Cosmetic chemists can try to mitigate this by coming up with formulations that increase skin permeability. For example, lowering the pH of the formulation converts ascorbic acid from its charged form to its uncharged form, so that it will more readily penetrate the skin barrier. Studies suggest that a good target is an acidic pH of 3.5 or lower, achieved through the addition of other acids to the formulation.
The stability of ascorbic acid is also an issue for formulation chemists. The same properties that make this molecule so desirable as an antioxidant also mean that it readily breaks down and becomes biologically useless. The half-life of ascorbic acid has been approximated to be about 20 days in a water-oil emulsion. That means that it takes only 20 days for half of the active ingredient to degrade.
One potential solution to this is to use stable, hydrophobic precursors of ascorbic acid. Not only are the precursors stable in your medicine cabinet, but because they’re hydrophobic, they can easily penetrate the skin barrier via simple diffusion. Once they’ve penetrated the skin surface, they release ascorbic acid thanks to enzymatic hydrolyzation. Clinical trials testing hydrophobic precursors have mixed results, but are worthy of further exploration.
Vitamin C is already well-known for its anti-oxidant properties, and recent research suggests that topical use may help to increase collagen production while inhibiting collagen break-down, as well as inhibit melanin production to decrease hyperpigmentation, particularly from UV-exposure.
It’s easy to get excited about solutions for cosmetic woes like skin wrinkles and hyperpigmentation, especially when the solution is coming from a familiar, trusted chemical like vitamin C. However, remember that research is still in early stages.

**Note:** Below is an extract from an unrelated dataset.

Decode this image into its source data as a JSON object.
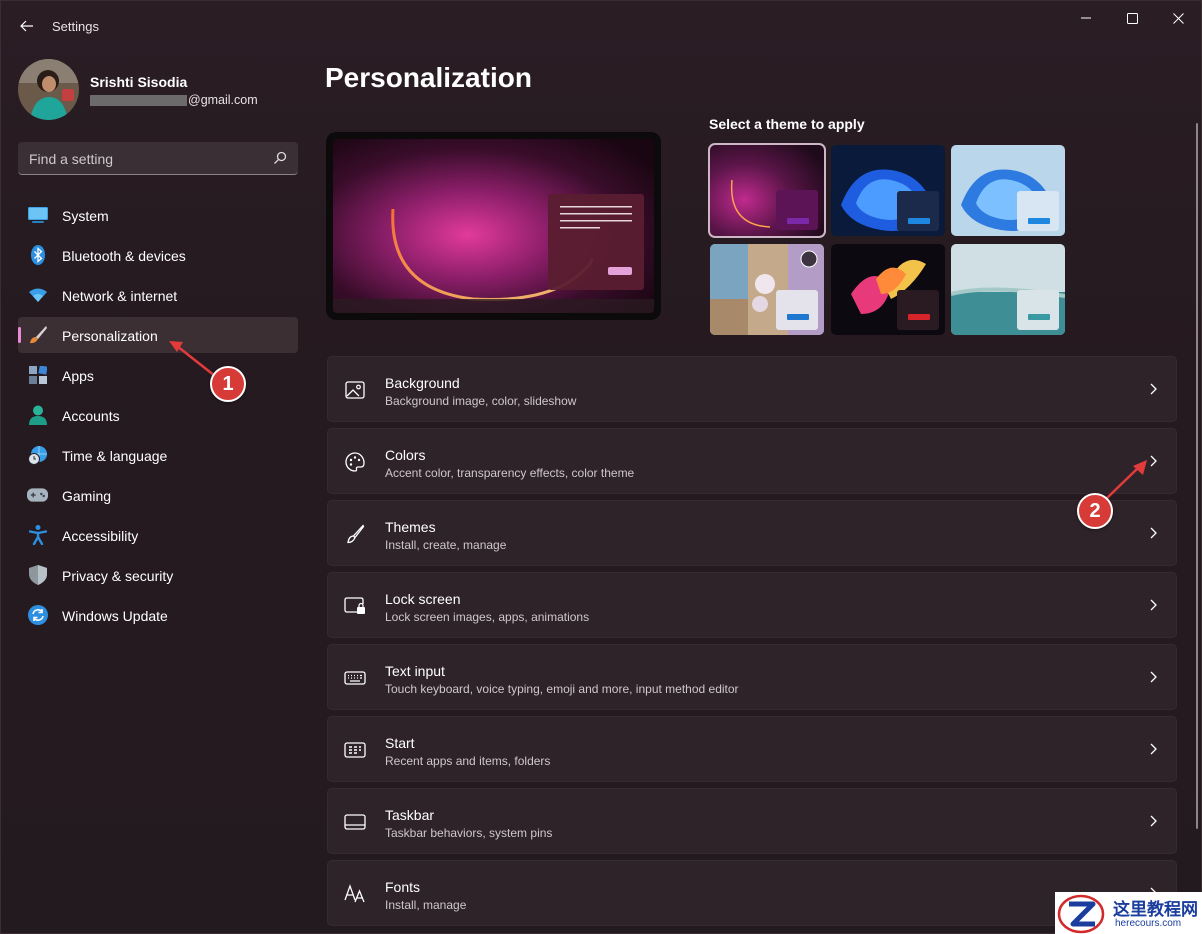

More clinical trials are needed to confirm the effects of vitamin C, and more tests are needed to develop optimally effective formulas.
Until then, vitamin C is a relatively low-risk high-reward action you can take towards improving skin appearance. Keep in mind that until formulations are optimized, there is a high likelihood you may be applying a degraded product, and/or a product that doesn’t make it past your outermost skin layer. For now, it seems the worst-case scenario is a bit of wasted money, and the best-case scenario is more youthful looking skin.
Al-Niaimi, Firas, and Nicole Yi Zhen Chiang. “Topical Vitamin C and the Skin: Mechanisms of Action and Clinical Applications.” The Journal of clinical and aesthetic dermatology vol. 10,7 (2017): 14-17.
Boo, Yong Chool. “Ascorbic Acid (Vitamin C) as a Cosmeceutical to Increase Dermal Collagen for Skin Antiaging Purposes: Emerging Combination Therapies.” Antioxidants (Basel, Switzerland) vol. 11,9 1663. 26 Aug. 2022, doi:10.3390/antiox11091663
Pullar, Juliet M et al. “The Roles of Vitamin C in Skin Health.” Nutrients vol. 9,8 866. 12 Aug. 2017, doi:10.3390/nu9080866< Back